> _DESCRIPTION OF THE TASK_: Among the entries below, find each line holding "Edit" and return it.

> _DATA SUPPLIED_:
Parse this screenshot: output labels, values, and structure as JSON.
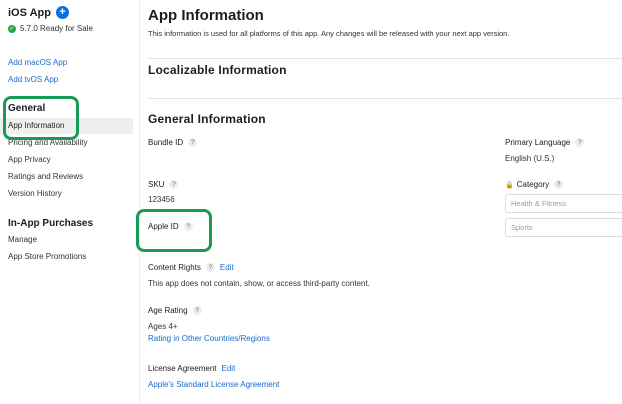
{
  "sidebar": {
    "app_name": "iOS App",
    "status": "5.7.0 Ready for Sale",
    "links": [
      "Add macOS App",
      "Add tvOS App"
    ],
    "general_heading": "General",
    "general_items": [
      "App Information",
      "Pricing and Availability",
      "App Privacy",
      "Ratings and Reviews",
      "Version History"
    ],
    "active_item": "App Information",
    "iap_heading": "In-App Purchases",
    "iap_items": [
      "Manage",
      "App Store Promotions"
    ]
  },
  "main": {
    "title": "App Information",
    "subtitle": "This information is used for all platforms of this app. Any changes will be released with your next app version.",
    "localizable_heading": "Localizable Information",
    "general_heading": "General Information",
    "bundle_id_label": "Bundle ID",
    "sku_label": "SKU",
    "sku_value": "123456",
    "apple_id_label": "Apple ID",
    "content_rights_label": "Content Rights",
    "content_rights_edit": "Edit",
    "content_rights_value": "This app does not contain, show, or access third-party content.",
    "age_rating_label": "Age Rating",
    "age_rating_value": "Ages 4+",
    "age_rating_link": "Rating in Other Countries/Regions",
    "license_label": "License Agreement",
    "license_edit": "Edit",
    "license_link": "Apple's Standard License Agreement",
    "primary_language_label": "Primary Language",
    "primary_language_value": "English (U.S.)",
    "category_label": "Category",
    "category_primary_placeholder": "Health & Fitness",
    "category_secondary_placeholder": "Sports",
    "help_glyph": "?",
    "plus_glyph": "+",
    "check_glyph": "✓",
    "lock_glyph": "🔒"
  },
  "colors": {
    "accent": "#1a6bc9",
    "highlight": "#1a9b55",
    "ready": "#27a844"
  }
}
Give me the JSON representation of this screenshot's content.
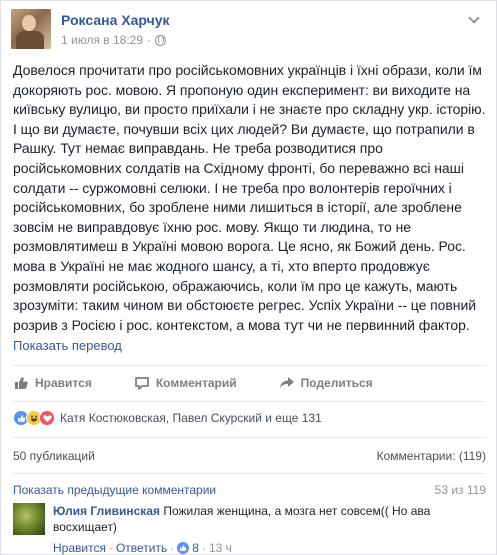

> _RESPONSE TO THE EXERCISE_:
    "content_rights_edit": "Edit",
    "license_edit": "Edit",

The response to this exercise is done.